_Available records:_

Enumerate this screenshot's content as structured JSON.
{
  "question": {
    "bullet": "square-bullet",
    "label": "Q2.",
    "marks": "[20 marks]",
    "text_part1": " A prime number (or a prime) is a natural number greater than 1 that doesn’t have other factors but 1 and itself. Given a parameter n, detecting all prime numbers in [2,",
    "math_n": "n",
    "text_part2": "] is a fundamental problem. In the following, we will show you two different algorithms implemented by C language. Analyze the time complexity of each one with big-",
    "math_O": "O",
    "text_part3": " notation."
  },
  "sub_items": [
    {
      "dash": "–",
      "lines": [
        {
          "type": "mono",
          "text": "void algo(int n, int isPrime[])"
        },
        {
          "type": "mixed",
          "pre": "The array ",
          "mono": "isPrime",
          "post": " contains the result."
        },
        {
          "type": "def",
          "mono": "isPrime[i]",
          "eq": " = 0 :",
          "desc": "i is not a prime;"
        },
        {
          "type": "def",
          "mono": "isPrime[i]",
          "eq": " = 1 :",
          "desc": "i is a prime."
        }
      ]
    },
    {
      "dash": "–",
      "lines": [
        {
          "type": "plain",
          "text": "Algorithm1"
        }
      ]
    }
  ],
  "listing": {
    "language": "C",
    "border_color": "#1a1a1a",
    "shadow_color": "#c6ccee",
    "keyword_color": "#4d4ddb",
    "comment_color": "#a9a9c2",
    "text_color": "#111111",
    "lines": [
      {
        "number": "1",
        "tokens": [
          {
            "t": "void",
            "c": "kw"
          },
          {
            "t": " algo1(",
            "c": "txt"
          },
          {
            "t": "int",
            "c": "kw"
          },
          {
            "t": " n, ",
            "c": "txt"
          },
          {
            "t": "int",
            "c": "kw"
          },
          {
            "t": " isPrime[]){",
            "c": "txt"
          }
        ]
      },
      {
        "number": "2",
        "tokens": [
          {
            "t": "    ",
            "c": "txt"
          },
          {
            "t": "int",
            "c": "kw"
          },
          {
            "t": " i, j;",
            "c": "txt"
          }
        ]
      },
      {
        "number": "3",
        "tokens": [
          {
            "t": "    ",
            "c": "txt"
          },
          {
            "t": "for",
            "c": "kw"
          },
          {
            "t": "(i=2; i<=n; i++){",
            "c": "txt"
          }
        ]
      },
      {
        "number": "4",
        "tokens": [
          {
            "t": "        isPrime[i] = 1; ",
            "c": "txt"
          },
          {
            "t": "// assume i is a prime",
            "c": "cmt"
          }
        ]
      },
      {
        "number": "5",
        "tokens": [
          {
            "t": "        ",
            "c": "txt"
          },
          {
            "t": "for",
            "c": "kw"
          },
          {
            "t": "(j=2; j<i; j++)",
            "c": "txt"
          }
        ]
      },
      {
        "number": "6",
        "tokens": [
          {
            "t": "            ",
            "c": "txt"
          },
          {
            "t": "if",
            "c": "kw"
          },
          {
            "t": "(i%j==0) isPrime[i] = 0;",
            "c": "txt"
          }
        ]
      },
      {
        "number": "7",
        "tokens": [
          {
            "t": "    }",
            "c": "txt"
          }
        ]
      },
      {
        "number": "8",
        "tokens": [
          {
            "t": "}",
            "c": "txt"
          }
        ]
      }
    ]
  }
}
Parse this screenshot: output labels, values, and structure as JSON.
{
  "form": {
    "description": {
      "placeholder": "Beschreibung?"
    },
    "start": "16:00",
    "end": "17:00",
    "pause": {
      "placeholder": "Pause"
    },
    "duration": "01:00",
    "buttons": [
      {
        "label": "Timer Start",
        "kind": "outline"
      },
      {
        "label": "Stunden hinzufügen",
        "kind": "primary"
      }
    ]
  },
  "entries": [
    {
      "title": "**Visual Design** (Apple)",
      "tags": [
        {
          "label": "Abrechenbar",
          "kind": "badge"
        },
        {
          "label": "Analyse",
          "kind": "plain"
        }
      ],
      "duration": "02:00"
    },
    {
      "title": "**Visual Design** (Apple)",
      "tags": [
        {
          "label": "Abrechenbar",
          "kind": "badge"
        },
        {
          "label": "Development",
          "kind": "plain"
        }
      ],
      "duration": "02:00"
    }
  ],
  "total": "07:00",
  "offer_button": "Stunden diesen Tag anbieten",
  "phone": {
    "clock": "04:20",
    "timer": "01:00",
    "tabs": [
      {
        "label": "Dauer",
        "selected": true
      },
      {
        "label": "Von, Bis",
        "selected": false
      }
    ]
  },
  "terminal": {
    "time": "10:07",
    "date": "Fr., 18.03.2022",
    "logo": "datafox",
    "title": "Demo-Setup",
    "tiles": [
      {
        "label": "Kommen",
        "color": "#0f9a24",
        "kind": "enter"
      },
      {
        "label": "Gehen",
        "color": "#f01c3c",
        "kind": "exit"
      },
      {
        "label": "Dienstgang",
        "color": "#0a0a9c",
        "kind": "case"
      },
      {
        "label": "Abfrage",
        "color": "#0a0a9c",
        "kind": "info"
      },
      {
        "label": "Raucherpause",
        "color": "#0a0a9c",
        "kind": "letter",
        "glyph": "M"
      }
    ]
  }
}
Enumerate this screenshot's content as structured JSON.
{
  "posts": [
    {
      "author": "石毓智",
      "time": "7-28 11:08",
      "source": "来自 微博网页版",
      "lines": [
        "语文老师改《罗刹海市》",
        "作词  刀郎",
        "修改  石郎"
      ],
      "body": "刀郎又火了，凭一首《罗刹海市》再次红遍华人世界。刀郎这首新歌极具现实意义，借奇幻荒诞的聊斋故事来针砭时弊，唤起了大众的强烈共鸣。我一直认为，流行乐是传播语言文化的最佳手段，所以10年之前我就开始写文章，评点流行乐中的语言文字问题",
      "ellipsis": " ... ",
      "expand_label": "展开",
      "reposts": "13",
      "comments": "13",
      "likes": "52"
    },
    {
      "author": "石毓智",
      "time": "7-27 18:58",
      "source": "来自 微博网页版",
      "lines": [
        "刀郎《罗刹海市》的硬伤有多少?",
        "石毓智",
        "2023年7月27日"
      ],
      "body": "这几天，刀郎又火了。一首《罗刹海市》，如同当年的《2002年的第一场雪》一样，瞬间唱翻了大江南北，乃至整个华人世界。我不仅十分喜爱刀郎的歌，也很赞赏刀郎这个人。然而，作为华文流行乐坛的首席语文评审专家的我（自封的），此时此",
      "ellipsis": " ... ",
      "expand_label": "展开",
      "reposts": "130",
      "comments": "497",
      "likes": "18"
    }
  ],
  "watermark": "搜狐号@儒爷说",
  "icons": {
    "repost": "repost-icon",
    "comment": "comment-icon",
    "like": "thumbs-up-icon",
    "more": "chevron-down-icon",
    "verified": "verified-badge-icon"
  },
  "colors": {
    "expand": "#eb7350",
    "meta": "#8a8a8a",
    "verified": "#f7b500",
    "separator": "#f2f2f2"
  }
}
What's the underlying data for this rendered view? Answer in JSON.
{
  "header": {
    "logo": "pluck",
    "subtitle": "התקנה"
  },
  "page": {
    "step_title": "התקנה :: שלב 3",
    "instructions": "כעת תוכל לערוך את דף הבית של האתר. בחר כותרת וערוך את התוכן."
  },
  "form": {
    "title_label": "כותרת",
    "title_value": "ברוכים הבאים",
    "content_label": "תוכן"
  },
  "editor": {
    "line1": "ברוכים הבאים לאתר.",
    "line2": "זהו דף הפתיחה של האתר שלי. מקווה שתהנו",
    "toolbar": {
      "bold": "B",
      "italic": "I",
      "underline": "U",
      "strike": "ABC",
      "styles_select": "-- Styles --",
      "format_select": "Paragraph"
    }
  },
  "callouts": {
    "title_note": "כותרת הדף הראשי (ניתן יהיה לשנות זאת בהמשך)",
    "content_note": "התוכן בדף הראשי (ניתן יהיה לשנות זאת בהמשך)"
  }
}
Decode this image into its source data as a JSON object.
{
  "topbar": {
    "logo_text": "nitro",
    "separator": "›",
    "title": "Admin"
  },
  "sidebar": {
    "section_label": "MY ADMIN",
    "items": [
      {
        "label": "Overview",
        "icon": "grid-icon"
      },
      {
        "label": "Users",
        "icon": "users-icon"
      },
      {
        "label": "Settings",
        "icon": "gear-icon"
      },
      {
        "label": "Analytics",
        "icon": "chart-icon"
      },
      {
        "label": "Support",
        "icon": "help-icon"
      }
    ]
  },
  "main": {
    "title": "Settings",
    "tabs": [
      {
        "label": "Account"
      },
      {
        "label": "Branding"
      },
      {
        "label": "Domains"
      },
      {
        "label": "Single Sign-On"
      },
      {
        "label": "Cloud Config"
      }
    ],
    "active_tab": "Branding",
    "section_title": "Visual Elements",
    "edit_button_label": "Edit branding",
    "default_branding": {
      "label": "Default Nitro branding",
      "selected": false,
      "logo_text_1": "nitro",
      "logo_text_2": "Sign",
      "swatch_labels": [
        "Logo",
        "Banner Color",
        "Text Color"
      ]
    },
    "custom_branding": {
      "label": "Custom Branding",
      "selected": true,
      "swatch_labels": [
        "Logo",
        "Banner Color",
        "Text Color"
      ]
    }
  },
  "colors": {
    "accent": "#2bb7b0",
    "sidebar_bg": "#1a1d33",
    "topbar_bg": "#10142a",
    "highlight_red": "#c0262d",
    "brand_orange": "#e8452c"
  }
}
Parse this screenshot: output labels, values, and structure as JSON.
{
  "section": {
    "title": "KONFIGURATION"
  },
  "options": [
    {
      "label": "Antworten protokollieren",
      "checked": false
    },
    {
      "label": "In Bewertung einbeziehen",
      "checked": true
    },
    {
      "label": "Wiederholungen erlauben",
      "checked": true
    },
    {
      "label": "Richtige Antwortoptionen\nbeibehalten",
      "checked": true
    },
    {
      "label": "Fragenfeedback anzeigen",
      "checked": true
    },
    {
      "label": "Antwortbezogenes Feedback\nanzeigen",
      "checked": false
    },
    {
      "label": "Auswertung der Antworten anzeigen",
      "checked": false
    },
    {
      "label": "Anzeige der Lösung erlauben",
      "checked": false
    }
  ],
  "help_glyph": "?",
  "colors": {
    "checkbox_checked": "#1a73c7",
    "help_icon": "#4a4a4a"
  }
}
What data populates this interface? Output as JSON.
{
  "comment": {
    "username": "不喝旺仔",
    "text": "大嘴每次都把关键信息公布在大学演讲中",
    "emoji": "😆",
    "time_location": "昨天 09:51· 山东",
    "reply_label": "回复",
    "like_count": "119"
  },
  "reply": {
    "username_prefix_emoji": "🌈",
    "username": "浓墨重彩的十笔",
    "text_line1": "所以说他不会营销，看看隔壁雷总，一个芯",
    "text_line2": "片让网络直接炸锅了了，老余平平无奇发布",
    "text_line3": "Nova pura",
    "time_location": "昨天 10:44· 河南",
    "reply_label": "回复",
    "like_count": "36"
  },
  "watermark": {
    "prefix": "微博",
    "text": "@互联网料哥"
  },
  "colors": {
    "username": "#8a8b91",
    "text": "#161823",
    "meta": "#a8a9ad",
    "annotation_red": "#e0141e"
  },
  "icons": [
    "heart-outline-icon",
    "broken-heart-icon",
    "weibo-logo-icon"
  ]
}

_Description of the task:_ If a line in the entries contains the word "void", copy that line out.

_Reply:_
          "text": "void algo(int n, int isPrime[])"
            "t": "void",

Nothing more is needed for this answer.